Data records for software interfaces:
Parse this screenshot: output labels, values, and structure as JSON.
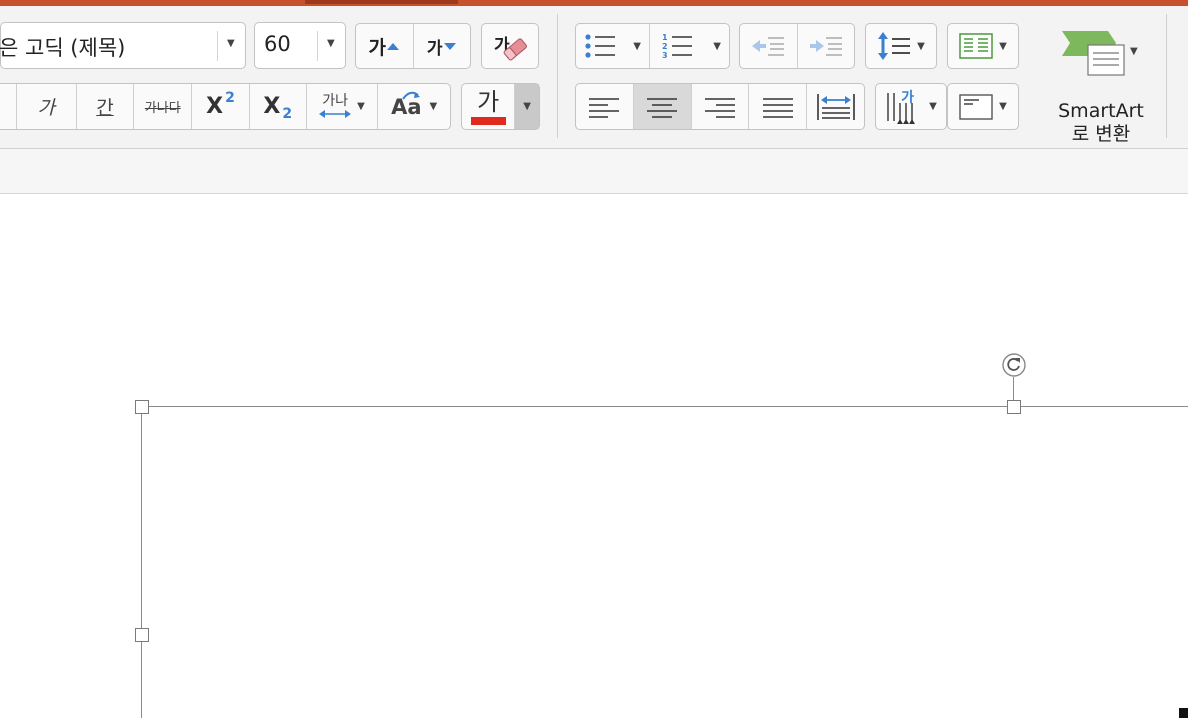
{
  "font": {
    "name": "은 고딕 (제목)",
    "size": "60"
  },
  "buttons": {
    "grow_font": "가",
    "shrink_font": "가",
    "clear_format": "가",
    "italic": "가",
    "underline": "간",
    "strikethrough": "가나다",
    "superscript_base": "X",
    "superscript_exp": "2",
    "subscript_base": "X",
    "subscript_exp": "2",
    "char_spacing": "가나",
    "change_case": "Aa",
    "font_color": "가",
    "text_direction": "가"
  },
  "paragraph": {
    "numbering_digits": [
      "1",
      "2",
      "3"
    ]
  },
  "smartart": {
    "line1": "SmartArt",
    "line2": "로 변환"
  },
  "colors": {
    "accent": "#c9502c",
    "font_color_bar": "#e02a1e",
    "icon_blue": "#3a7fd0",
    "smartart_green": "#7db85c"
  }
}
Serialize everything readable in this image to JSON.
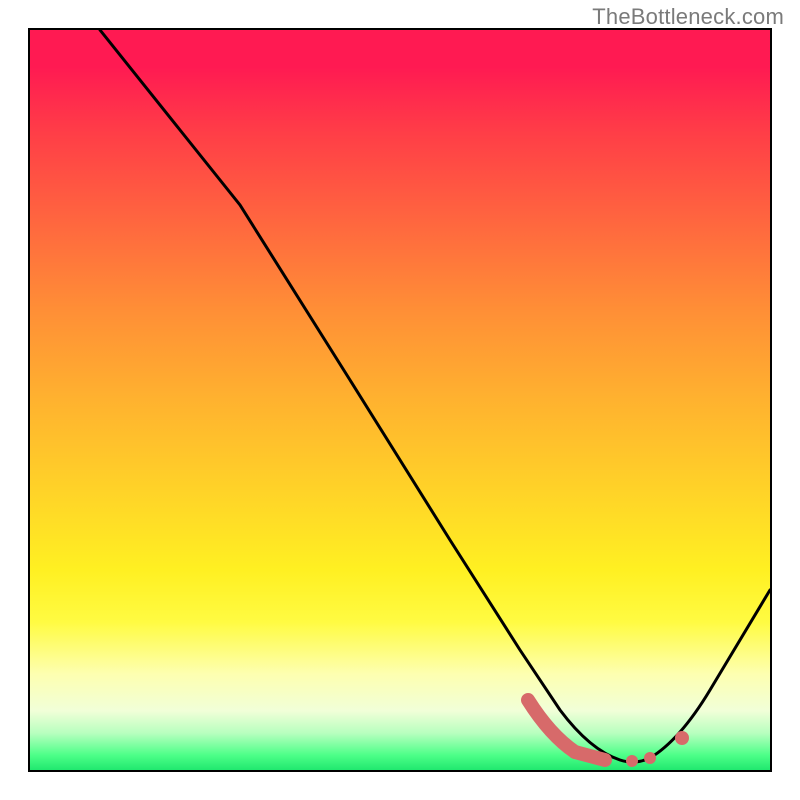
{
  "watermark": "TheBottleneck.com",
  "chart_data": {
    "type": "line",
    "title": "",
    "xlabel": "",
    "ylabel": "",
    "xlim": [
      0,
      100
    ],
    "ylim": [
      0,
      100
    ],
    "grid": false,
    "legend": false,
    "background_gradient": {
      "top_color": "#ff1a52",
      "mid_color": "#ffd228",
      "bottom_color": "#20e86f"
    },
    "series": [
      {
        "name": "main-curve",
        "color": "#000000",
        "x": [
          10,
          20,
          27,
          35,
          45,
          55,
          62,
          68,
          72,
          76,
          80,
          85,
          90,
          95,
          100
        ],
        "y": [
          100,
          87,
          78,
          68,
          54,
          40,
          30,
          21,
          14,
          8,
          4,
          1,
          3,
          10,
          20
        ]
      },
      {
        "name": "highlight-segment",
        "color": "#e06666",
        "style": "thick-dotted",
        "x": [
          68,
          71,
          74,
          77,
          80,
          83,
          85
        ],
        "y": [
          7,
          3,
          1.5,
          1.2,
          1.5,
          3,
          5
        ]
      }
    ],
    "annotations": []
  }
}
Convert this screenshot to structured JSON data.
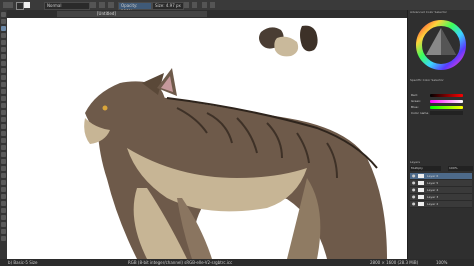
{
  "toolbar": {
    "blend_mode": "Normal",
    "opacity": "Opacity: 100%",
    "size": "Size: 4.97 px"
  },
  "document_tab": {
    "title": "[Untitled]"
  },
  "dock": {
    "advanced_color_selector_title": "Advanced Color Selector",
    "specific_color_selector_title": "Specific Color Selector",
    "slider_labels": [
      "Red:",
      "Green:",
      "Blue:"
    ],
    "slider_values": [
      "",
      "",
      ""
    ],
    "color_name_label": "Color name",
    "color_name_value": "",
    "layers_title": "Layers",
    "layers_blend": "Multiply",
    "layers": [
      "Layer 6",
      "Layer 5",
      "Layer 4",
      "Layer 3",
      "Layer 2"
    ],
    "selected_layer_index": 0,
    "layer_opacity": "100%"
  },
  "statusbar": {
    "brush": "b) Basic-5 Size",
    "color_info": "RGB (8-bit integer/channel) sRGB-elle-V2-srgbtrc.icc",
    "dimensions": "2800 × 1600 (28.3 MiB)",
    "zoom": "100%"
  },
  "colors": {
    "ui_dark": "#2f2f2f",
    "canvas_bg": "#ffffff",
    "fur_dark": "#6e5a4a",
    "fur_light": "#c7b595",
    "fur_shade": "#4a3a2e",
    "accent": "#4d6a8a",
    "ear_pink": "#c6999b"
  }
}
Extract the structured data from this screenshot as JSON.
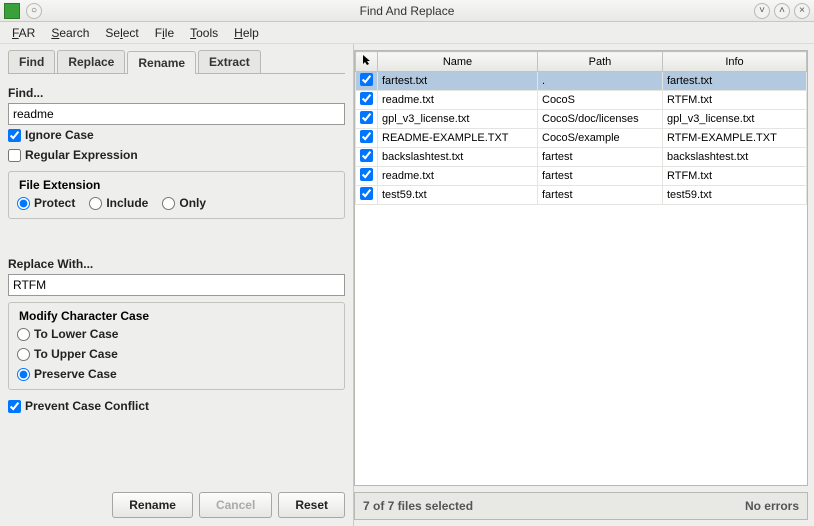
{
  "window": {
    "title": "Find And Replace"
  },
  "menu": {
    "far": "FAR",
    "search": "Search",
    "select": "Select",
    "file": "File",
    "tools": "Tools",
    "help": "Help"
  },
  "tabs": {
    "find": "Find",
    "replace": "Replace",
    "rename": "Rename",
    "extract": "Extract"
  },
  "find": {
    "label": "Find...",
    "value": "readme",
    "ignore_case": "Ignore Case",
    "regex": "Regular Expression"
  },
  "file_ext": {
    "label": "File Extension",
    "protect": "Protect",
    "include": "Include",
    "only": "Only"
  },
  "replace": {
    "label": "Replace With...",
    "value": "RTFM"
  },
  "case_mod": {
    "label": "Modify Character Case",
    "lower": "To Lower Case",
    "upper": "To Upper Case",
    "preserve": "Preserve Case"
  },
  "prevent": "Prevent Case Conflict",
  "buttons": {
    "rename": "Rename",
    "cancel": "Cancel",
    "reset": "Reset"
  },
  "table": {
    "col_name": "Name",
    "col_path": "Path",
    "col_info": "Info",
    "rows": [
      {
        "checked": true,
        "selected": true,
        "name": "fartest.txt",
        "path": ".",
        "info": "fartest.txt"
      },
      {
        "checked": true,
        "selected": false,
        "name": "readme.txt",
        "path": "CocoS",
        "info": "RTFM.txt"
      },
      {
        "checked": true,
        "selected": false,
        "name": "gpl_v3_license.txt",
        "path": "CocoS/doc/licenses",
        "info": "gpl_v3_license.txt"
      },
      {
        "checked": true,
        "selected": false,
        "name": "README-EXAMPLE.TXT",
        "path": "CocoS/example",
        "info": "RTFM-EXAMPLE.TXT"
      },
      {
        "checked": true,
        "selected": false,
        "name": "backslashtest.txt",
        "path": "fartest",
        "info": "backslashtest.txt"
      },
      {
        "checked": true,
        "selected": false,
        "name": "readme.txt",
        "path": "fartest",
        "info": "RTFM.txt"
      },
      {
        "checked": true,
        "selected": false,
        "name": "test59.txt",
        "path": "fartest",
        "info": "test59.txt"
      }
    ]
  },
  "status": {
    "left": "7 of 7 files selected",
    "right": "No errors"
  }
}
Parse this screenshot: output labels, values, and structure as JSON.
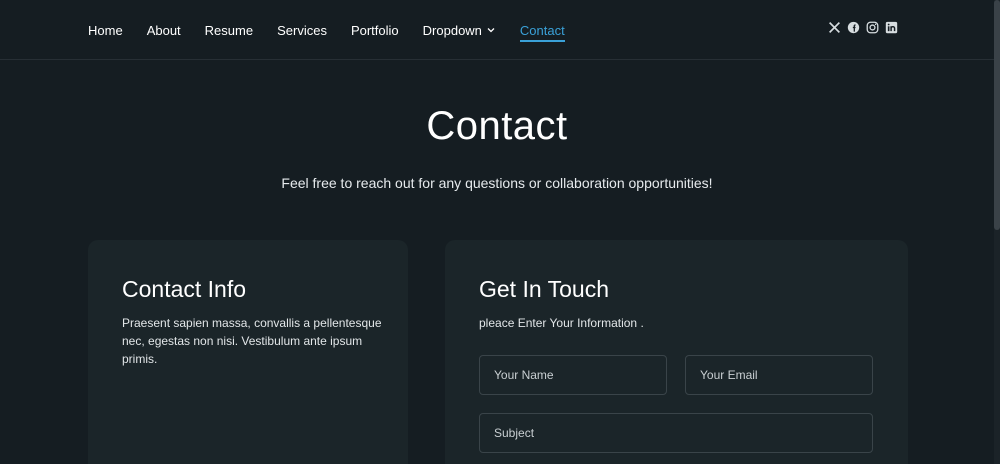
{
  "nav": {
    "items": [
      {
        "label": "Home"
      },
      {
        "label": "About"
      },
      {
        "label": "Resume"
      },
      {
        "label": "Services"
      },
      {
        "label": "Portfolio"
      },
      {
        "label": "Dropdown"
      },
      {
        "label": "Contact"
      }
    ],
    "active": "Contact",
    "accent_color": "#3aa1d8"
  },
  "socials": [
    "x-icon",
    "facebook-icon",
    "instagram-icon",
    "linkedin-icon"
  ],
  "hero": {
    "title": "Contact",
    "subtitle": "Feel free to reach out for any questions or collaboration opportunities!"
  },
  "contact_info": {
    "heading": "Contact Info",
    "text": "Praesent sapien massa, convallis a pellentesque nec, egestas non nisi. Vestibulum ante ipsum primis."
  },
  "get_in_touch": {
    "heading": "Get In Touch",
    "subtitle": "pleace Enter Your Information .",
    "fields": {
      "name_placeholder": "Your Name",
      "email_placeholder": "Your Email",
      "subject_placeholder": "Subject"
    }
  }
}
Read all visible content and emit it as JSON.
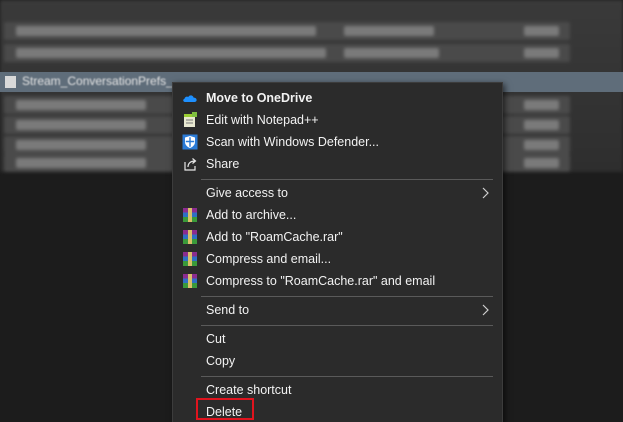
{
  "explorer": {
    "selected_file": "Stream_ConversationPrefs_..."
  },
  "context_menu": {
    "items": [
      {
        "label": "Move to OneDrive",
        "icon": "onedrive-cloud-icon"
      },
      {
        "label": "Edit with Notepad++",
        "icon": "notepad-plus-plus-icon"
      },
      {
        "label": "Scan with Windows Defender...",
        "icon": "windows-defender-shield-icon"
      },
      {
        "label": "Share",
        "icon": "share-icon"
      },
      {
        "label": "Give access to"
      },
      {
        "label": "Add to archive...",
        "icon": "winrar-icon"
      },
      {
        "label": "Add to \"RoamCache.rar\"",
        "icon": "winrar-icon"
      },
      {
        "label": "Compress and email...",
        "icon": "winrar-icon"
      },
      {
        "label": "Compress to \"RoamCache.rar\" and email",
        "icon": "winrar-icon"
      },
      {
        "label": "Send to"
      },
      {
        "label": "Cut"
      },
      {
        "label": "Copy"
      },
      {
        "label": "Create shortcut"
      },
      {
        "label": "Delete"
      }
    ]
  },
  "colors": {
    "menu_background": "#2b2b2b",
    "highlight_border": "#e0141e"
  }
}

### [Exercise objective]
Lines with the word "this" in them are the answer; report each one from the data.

### [Solution to the exercise]
Parse this screenshot: output labels, values, and structure as JSON.
Serialize everything readable in this image to JSON.
Convert this screenshot to structured JSON data.
Extract the structured data from this screenshot as JSON.
Parse this screenshot: output labels, values, and structure as JSON.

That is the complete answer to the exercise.